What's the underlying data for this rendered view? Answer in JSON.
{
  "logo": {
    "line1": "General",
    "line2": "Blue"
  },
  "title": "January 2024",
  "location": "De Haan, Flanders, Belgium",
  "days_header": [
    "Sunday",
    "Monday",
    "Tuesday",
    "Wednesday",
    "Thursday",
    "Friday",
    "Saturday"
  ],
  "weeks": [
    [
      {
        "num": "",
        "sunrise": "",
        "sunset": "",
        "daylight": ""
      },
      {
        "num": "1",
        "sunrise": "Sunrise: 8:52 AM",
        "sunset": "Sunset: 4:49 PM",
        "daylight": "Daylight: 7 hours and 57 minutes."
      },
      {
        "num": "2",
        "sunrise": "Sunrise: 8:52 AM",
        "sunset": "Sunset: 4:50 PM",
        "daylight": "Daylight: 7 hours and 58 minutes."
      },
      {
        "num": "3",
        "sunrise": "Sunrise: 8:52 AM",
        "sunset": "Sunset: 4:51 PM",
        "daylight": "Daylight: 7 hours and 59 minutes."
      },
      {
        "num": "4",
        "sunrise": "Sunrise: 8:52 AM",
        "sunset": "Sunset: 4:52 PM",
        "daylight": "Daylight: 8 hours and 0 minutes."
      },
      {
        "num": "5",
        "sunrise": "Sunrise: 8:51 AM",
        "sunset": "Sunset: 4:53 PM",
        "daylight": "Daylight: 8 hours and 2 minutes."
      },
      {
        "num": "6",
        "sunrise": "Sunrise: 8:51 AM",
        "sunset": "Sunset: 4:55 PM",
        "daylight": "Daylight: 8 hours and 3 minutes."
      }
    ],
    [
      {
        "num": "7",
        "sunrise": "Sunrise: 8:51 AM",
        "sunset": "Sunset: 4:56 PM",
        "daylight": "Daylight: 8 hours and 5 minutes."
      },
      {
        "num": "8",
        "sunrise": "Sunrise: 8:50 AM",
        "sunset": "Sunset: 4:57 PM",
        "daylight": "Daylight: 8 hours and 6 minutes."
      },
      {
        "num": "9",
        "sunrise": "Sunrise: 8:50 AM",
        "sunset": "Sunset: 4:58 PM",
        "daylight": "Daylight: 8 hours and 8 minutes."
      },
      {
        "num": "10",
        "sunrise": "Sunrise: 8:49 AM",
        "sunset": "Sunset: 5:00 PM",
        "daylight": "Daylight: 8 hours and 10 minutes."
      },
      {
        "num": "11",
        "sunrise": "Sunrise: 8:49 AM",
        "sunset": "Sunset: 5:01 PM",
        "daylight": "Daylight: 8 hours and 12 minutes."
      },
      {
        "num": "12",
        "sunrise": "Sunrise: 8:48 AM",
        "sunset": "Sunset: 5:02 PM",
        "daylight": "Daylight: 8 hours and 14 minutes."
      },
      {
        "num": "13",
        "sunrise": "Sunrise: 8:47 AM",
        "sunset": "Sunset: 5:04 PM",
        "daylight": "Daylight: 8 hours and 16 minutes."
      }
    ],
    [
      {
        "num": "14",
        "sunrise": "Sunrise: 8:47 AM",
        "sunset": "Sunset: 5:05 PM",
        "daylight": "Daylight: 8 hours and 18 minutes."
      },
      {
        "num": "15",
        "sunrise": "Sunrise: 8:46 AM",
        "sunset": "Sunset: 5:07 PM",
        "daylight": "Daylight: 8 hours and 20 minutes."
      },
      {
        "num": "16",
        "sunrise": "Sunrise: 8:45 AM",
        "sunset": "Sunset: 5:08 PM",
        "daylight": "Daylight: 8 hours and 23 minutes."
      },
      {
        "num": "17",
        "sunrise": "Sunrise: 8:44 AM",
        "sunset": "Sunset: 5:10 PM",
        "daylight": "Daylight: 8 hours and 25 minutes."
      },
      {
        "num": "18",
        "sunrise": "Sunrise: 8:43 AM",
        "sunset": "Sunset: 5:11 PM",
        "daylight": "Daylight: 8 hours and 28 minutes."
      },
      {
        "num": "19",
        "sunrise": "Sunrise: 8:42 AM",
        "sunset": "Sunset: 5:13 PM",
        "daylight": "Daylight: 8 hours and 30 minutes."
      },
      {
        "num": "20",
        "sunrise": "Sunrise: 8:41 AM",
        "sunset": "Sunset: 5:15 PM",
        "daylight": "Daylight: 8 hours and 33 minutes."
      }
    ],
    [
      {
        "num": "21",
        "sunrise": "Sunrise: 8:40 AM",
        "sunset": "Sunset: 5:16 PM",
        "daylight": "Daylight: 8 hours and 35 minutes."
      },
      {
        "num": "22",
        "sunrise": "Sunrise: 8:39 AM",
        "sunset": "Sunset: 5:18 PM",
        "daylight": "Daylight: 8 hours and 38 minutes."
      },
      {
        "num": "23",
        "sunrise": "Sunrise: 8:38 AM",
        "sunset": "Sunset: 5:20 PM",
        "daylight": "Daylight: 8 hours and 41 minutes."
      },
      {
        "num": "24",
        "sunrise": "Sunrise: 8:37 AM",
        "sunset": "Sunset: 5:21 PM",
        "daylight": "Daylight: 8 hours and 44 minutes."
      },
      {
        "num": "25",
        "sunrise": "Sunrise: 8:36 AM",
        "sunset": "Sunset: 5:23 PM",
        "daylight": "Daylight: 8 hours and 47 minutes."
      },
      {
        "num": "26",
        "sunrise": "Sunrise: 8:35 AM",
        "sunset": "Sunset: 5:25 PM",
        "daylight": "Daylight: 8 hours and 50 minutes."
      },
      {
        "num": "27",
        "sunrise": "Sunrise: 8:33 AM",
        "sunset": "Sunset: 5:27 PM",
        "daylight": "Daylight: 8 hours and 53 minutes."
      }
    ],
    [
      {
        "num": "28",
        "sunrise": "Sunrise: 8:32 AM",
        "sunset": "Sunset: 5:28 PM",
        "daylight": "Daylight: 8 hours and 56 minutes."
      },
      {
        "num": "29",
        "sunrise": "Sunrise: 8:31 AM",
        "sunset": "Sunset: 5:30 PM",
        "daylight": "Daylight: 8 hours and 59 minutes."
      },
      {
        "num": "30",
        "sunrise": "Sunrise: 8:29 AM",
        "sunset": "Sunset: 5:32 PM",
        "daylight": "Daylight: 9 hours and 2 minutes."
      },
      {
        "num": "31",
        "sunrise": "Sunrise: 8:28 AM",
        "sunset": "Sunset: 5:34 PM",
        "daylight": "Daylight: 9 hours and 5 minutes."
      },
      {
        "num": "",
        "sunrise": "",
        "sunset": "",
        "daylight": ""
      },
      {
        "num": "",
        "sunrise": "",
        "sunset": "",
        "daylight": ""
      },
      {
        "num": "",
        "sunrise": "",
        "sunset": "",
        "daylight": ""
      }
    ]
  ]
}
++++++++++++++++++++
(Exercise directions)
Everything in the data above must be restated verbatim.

(Written response)
What's the underlying data for this rendered view? Answer in JSON.
{
  "logo": {
    "line1": "General",
    "line2": "Blue"
  },
  "title": "January 2024",
  "location": "De Haan, Flanders, Belgium",
  "days_header": [
    "Sunday",
    "Monday",
    "Tuesday",
    "Wednesday",
    "Thursday",
    "Friday",
    "Saturday"
  ],
  "weeks": [
    [
      {
        "num": "",
        "sunrise": "",
        "sunset": "",
        "daylight": ""
      },
      {
        "num": "1",
        "sunrise": "Sunrise: 8:52 AM",
        "sunset": "Sunset: 4:49 PM",
        "daylight": "Daylight: 7 hours and 57 minutes."
      },
      {
        "num": "2",
        "sunrise": "Sunrise: 8:52 AM",
        "sunset": "Sunset: 4:50 PM",
        "daylight": "Daylight: 7 hours and 58 minutes."
      },
      {
        "num": "3",
        "sunrise": "Sunrise: 8:52 AM",
        "sunset": "Sunset: 4:51 PM",
        "daylight": "Daylight: 7 hours and 59 minutes."
      },
      {
        "num": "4",
        "sunrise": "Sunrise: 8:52 AM",
        "sunset": "Sunset: 4:52 PM",
        "daylight": "Daylight: 8 hours and 0 minutes."
      },
      {
        "num": "5",
        "sunrise": "Sunrise: 8:51 AM",
        "sunset": "Sunset: 4:53 PM",
        "daylight": "Daylight: 8 hours and 2 minutes."
      },
      {
        "num": "6",
        "sunrise": "Sunrise: 8:51 AM",
        "sunset": "Sunset: 4:55 PM",
        "daylight": "Daylight: 8 hours and 3 minutes."
      }
    ],
    [
      {
        "num": "7",
        "sunrise": "Sunrise: 8:51 AM",
        "sunset": "Sunset: 4:56 PM",
        "daylight": "Daylight: 8 hours and 5 minutes."
      },
      {
        "num": "8",
        "sunrise": "Sunrise: 8:50 AM",
        "sunset": "Sunset: 4:57 PM",
        "daylight": "Daylight: 8 hours and 6 minutes."
      },
      {
        "num": "9",
        "sunrise": "Sunrise: 8:50 AM",
        "sunset": "Sunset: 4:58 PM",
        "daylight": "Daylight: 8 hours and 8 minutes."
      },
      {
        "num": "10",
        "sunrise": "Sunrise: 8:49 AM",
        "sunset": "Sunset: 5:00 PM",
        "daylight": "Daylight: 8 hours and 10 minutes."
      },
      {
        "num": "11",
        "sunrise": "Sunrise: 8:49 AM",
        "sunset": "Sunset: 5:01 PM",
        "daylight": "Daylight: 8 hours and 12 minutes."
      },
      {
        "num": "12",
        "sunrise": "Sunrise: 8:48 AM",
        "sunset": "Sunset: 5:02 PM",
        "daylight": "Daylight: 8 hours and 14 minutes."
      },
      {
        "num": "13",
        "sunrise": "Sunrise: 8:47 AM",
        "sunset": "Sunset: 5:04 PM",
        "daylight": "Daylight: 8 hours and 16 minutes."
      }
    ],
    [
      {
        "num": "14",
        "sunrise": "Sunrise: 8:47 AM",
        "sunset": "Sunset: 5:05 PM",
        "daylight": "Daylight: 8 hours and 18 minutes."
      },
      {
        "num": "15",
        "sunrise": "Sunrise: 8:46 AM",
        "sunset": "Sunset: 5:07 PM",
        "daylight": "Daylight: 8 hours and 20 minutes."
      },
      {
        "num": "16",
        "sunrise": "Sunrise: 8:45 AM",
        "sunset": "Sunset: 5:08 PM",
        "daylight": "Daylight: 8 hours and 23 minutes."
      },
      {
        "num": "17",
        "sunrise": "Sunrise: 8:44 AM",
        "sunset": "Sunset: 5:10 PM",
        "daylight": "Daylight: 8 hours and 25 minutes."
      },
      {
        "num": "18",
        "sunrise": "Sunrise: 8:43 AM",
        "sunset": "Sunset: 5:11 PM",
        "daylight": "Daylight: 8 hours and 28 minutes."
      },
      {
        "num": "19",
        "sunrise": "Sunrise: 8:42 AM",
        "sunset": "Sunset: 5:13 PM",
        "daylight": "Daylight: 8 hours and 30 minutes."
      },
      {
        "num": "20",
        "sunrise": "Sunrise: 8:41 AM",
        "sunset": "Sunset: 5:15 PM",
        "daylight": "Daylight: 8 hours and 33 minutes."
      }
    ],
    [
      {
        "num": "21",
        "sunrise": "Sunrise: 8:40 AM",
        "sunset": "Sunset: 5:16 PM",
        "daylight": "Daylight: 8 hours and 35 minutes."
      },
      {
        "num": "22",
        "sunrise": "Sunrise: 8:39 AM",
        "sunset": "Sunset: 5:18 PM",
        "daylight": "Daylight: 8 hours and 38 minutes."
      },
      {
        "num": "23",
        "sunrise": "Sunrise: 8:38 AM",
        "sunset": "Sunset: 5:20 PM",
        "daylight": "Daylight: 8 hours and 41 minutes."
      },
      {
        "num": "24",
        "sunrise": "Sunrise: 8:37 AM",
        "sunset": "Sunset: 5:21 PM",
        "daylight": "Daylight: 8 hours and 44 minutes."
      },
      {
        "num": "25",
        "sunrise": "Sunrise: 8:36 AM",
        "sunset": "Sunset: 5:23 PM",
        "daylight": "Daylight: 8 hours and 47 minutes."
      },
      {
        "num": "26",
        "sunrise": "Sunrise: 8:35 AM",
        "sunset": "Sunset: 5:25 PM",
        "daylight": "Daylight: 8 hours and 50 minutes."
      },
      {
        "num": "27",
        "sunrise": "Sunrise: 8:33 AM",
        "sunset": "Sunset: 5:27 PM",
        "daylight": "Daylight: 8 hours and 53 minutes."
      }
    ],
    [
      {
        "num": "28",
        "sunrise": "Sunrise: 8:32 AM",
        "sunset": "Sunset: 5:28 PM",
        "daylight": "Daylight: 8 hours and 56 minutes."
      },
      {
        "num": "29",
        "sunrise": "Sunrise: 8:31 AM",
        "sunset": "Sunset: 5:30 PM",
        "daylight": "Daylight: 8 hours and 59 minutes."
      },
      {
        "num": "30",
        "sunrise": "Sunrise: 8:29 AM",
        "sunset": "Sunset: 5:32 PM",
        "daylight": "Daylight: 9 hours and 2 minutes."
      },
      {
        "num": "31",
        "sunrise": "Sunrise: 8:28 AM",
        "sunset": "Sunset: 5:34 PM",
        "daylight": "Daylight: 9 hours and 5 minutes."
      },
      {
        "num": "",
        "sunrise": "",
        "sunset": "",
        "daylight": ""
      },
      {
        "num": "",
        "sunrise": "",
        "sunset": "",
        "daylight": ""
      },
      {
        "num": "",
        "sunrise": "",
        "sunset": "",
        "daylight": ""
      }
    ]
  ]
}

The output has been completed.